YET I believe that these decisions have to be received by the Church. In my own ministry, I have seen this happen in many situations. I have instituted women incumbents to numerous parishes, knowing that when they celebrate the eucharist, they will be the first women ever to do so in that church.
I have also done this knowing that, although the parish had not passed any resolutions, there were a good number of people in the congregation who were unhappy with what was happening. And yet, time after time, they are won round. They are won round by the calibre, godliness, and humility of the women themselves, but also because, in these matters, we must always let Gamaliel have the last word: if this development is of God, then it cannot be stopped. Not only will it flourish, but in trying to stop it, you run the risk of opposing God himself.

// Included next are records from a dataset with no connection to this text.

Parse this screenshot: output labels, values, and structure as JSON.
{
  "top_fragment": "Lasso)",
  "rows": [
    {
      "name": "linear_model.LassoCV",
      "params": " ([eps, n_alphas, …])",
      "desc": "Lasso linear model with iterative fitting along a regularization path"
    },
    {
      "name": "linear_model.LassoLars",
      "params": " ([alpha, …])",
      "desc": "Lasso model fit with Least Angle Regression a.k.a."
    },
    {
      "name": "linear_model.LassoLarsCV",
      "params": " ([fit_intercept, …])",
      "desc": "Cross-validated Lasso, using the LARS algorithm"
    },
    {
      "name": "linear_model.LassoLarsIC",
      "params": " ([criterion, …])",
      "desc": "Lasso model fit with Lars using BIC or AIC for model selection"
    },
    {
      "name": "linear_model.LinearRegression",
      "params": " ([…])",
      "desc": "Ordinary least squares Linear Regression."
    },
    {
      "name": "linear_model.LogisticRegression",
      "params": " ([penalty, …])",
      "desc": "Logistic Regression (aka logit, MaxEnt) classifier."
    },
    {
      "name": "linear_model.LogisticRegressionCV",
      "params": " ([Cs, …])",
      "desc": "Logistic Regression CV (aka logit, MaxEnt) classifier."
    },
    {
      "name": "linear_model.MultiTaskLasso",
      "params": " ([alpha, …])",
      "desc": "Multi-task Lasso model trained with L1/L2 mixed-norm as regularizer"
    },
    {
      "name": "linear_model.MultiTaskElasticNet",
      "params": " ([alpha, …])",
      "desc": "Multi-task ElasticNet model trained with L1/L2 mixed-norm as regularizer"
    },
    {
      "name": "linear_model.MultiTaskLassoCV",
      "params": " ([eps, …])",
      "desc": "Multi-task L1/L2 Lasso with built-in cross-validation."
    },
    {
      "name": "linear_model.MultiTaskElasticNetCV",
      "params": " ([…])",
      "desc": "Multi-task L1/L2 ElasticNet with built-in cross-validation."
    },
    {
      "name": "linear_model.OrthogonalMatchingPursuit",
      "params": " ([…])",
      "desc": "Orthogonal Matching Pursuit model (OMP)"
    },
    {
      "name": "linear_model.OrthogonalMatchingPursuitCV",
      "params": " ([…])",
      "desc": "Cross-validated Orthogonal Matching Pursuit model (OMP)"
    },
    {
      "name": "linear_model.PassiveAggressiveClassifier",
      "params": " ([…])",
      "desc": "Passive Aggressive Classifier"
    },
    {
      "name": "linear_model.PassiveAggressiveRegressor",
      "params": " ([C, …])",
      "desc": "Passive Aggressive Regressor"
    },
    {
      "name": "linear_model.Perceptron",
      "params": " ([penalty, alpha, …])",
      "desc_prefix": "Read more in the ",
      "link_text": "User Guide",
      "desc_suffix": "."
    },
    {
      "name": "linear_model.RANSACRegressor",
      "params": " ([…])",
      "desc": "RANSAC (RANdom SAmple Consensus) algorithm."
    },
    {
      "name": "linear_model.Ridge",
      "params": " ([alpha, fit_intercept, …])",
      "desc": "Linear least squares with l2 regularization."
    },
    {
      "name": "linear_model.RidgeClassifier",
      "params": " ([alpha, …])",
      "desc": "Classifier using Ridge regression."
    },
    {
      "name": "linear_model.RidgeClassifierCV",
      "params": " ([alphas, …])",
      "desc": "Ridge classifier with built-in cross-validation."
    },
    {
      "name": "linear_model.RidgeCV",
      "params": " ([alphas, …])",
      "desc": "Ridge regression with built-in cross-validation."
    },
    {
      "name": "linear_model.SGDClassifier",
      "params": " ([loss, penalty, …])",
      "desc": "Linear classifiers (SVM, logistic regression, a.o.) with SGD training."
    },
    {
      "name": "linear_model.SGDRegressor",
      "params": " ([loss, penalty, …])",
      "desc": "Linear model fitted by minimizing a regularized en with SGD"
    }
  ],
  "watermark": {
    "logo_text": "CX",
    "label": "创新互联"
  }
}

I am slightly embarrassed to admit my own misgivings about the ordination of women, or at least the Church of England's authority to do it. Yes, I did wrestle with the theology, as I continue to do. But, in the end, as well as by the force of the theology, I have been won round by the sheer fruitfulness of women's ministry; of seeing how God is at work in and through their leadership and ministry; and of how this development, at this stage in our history, enables us to speak more coherently and compellingly to the culture that we are called to serve.
It is this culture that poses the question; so the revealing of this truth - that episcopacy belongs to men and women - will enhance the mission of the Church in our day. Male and female bishops working together will reflect God's intention of equality, and beautifully express the new humanity that Christ has given us.
The Rt Revd Stephen Cottrell is the Bishop of Chelmsford.